Supplied material START

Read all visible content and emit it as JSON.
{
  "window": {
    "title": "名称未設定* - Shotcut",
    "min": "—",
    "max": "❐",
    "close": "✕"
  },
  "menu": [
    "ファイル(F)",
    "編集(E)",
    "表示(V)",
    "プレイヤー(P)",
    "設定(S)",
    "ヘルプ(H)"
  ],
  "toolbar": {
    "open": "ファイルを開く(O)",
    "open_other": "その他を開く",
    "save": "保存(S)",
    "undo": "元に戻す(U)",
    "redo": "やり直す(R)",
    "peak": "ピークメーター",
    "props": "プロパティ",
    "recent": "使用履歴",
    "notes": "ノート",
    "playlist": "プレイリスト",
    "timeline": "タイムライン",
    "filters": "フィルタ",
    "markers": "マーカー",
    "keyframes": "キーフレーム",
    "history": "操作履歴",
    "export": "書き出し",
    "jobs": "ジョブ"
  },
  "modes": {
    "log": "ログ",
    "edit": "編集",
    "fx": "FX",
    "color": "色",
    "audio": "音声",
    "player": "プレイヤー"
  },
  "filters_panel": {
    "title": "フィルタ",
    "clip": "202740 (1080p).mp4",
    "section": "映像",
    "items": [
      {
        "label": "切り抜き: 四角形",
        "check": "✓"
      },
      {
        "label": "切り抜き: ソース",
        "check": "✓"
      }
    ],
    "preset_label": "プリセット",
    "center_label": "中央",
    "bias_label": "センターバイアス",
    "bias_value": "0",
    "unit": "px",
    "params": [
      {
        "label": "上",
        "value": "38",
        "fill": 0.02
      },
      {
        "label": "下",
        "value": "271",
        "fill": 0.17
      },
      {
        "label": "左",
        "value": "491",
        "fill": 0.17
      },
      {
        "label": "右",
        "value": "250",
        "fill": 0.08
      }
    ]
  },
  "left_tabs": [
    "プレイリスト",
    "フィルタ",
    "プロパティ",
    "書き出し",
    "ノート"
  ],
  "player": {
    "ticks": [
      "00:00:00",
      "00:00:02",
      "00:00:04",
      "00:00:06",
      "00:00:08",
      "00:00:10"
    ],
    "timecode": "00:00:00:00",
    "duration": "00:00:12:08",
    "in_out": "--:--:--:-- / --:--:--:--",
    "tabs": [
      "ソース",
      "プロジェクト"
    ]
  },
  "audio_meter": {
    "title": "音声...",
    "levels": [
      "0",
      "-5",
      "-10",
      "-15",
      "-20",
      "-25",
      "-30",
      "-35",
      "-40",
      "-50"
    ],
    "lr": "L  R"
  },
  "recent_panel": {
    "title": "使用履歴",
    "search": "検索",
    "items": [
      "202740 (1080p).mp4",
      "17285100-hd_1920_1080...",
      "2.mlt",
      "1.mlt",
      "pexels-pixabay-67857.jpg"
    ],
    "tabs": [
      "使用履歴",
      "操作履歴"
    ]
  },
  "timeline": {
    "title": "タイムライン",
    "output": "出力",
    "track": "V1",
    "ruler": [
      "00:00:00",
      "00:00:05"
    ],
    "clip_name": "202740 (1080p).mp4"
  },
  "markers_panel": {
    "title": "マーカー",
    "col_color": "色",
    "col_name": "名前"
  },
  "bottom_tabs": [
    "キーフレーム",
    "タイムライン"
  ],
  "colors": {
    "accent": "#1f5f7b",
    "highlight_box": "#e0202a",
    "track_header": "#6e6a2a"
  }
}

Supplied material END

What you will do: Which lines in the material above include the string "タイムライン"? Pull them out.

Expected output:
    "timeline": "タイムライン",
    "title": "タイムライン",
    "タイムライン"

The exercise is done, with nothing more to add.